Problem details: The lines to return are those below that contain the word "text".

Website and app data records
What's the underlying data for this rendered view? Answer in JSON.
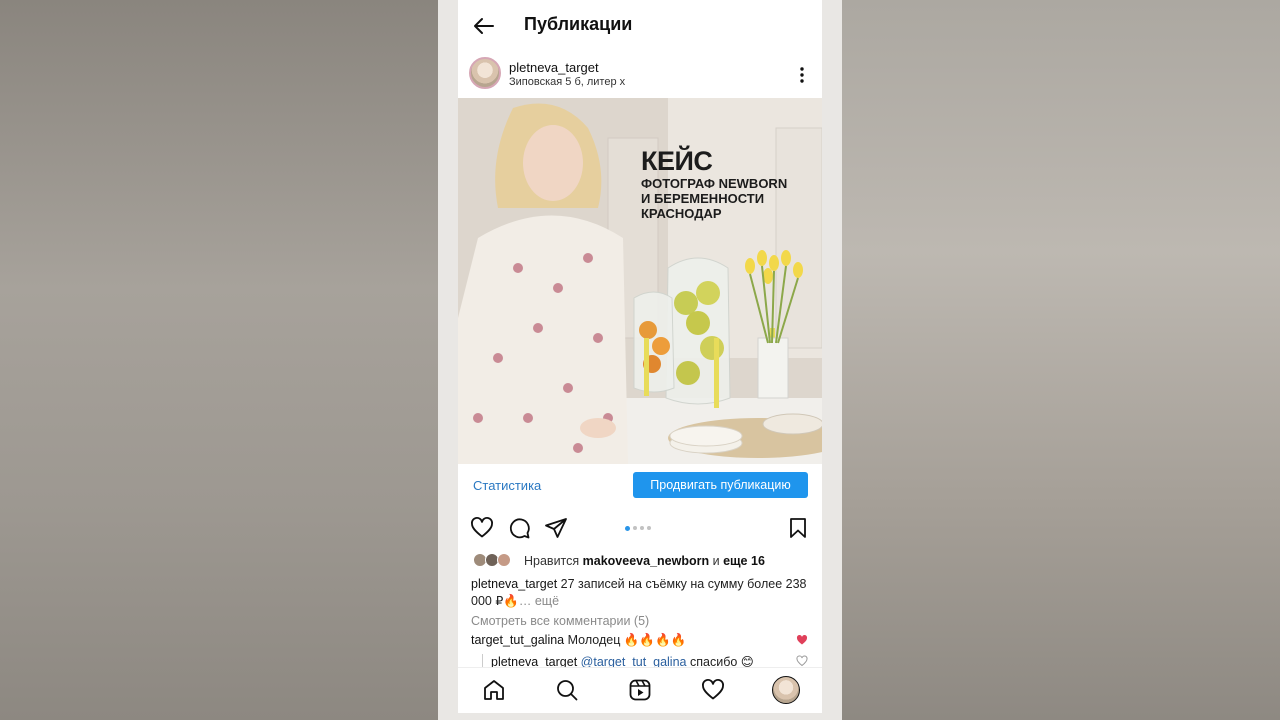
{
  "header": {
    "title": "Публикации"
  },
  "post": {
    "username": "pletneva_target",
    "location": "Зиповская 5 б, литер х",
    "image": {
      "title": "КЕЙС",
      "subtitle": "ФОТОГРАФ NEWBORN\nИ БЕРЕМЕННОСТИ\nКРАСНОДАР"
    },
    "stats_link": "Статистика",
    "promote_button": "Продвигать публикацию",
    "carousel": {
      "count": 4,
      "active": 1
    },
    "likes": {
      "prefix": "Нравится",
      "user": "makoveeva_newborn",
      "joiner": "и",
      "others": "еще 16"
    },
    "caption": {
      "username": "pletneva_target",
      "text": "27 записей на съёмку на сумму более 238 000 ₽🔥",
      "more": "… ещё"
    },
    "view_comments": "Смотреть все комментарии (5)",
    "comments": [
      {
        "username": "target_tut_galina",
        "text": "Молодец 🔥🔥🔥🔥",
        "liked": true
      },
      {
        "username": "pletneva_target",
        "mention": "@target_tut_galina",
        "text": "спасибо 😊",
        "liked": false
      }
    ]
  },
  "colors": {
    "accent": "#1f95ed",
    "link": "#2a78c2",
    "like": "#e0405a"
  },
  "icons": {
    "back": "arrow-left-icon",
    "more": "more-vertical-icon",
    "like": "heart-icon",
    "comment": "comment-icon",
    "share": "send-icon",
    "save": "bookmark-icon",
    "nav": [
      "home-icon",
      "search-icon",
      "reels-icon",
      "heart-icon",
      "profile-avatar"
    ]
  }
}
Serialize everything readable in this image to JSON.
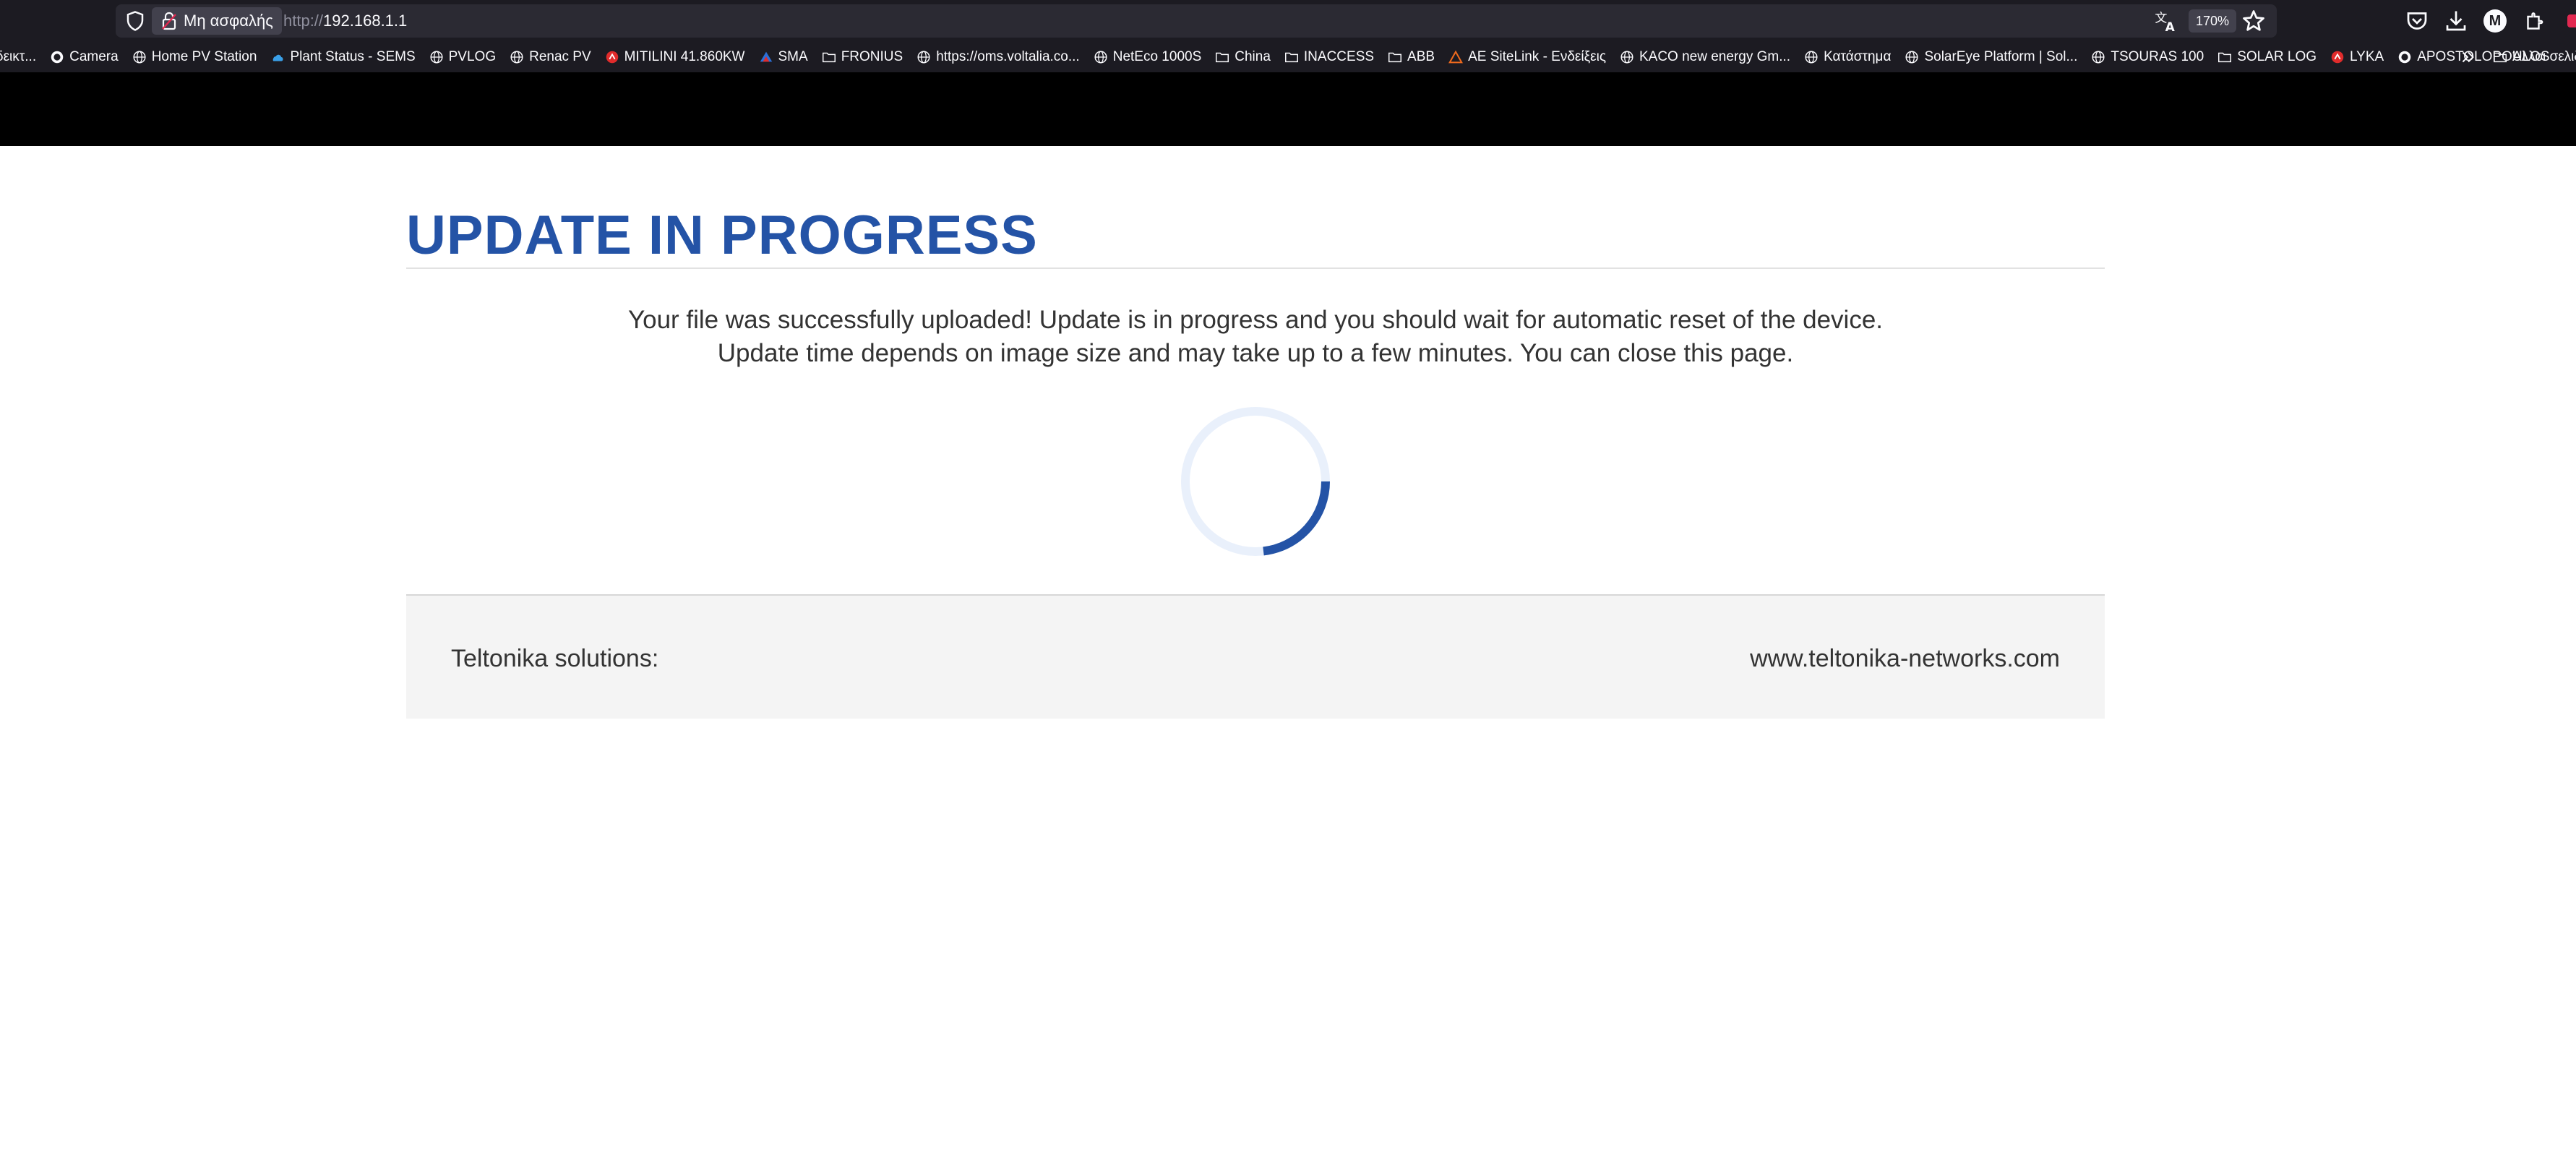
{
  "browser": {
    "security_label": "Μη ασφαλής",
    "url_protocol": "http://",
    "url_host": "192.168.1.1",
    "zoom": "170%",
    "avatar_initial": "M",
    "bookmarks": [
      {
        "label": "δεικτ...",
        "icon": "none"
      },
      {
        "label": "Camera",
        "icon": "site-icon"
      },
      {
        "label": "Home PV Station",
        "icon": "globe-icon"
      },
      {
        "label": "Plant Status - SEMS",
        "icon": "cloud-icon"
      },
      {
        "label": "PVLOG",
        "icon": "globe-icon"
      },
      {
        "label": "Renac PV",
        "icon": "globe-icon"
      },
      {
        "label": "MITILINI 41.860KW",
        "icon": "red-logo-icon"
      },
      {
        "label": "SMA",
        "icon": "sma-logo-icon"
      },
      {
        "label": "FRONIUS",
        "icon": "folder-icon"
      },
      {
        "label": "https://oms.voltalia.co...",
        "icon": "globe-icon"
      },
      {
        "label": "NetEco 1000S",
        "icon": "globe-icon"
      },
      {
        "label": "China",
        "icon": "folder-icon"
      },
      {
        "label": "INACCESS",
        "icon": "folder-icon"
      },
      {
        "label": "ABB",
        "icon": "folder-icon"
      },
      {
        "label": "AE SiteLink - Ενδείξεις",
        "icon": "ae-logo-icon"
      },
      {
        "label": "KACO new energy Gm...",
        "icon": "globe-icon"
      },
      {
        "label": "Κατάστημα",
        "icon": "globe-icon"
      },
      {
        "label": "SolarEye Platform | Sol...",
        "icon": "globe-icon"
      },
      {
        "label": "TSOURAS 100",
        "icon": "globe-icon"
      },
      {
        "label": "SOLAR LOG",
        "icon": "folder-icon"
      },
      {
        "label": "LYKA",
        "icon": "red-logo-icon"
      },
      {
        "label": "APOSTOLOPOULOS",
        "icon": "site-icon"
      }
    ],
    "other_bookmarks_label": "Άλλοι σελιδ"
  },
  "page": {
    "heading": "UPDATE IN PROGRESS",
    "message_line1": "Your file was successfully uploaded! Update is in progress and you should wait for automatic reset of the device.",
    "message_line2": "Update time depends on image size and may take up to a few minutes. You can close this page.",
    "spinner_state": "loading",
    "footer_left": "Teltonika solutions:",
    "footer_right": "www.teltonika-networks.com"
  },
  "colors": {
    "accent": "#2453a6",
    "spinner_track": "#e9f0fb",
    "chrome_bg": "#1c1b22",
    "urlbar_bg": "#2b2a33"
  }
}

Written answer:
      "text": "27 записей на съёмку на сумму более 238 000 ₽🔥",
        "text": "Молодец 🔥🔥🔥🔥",
        "text": "спасибо 😊",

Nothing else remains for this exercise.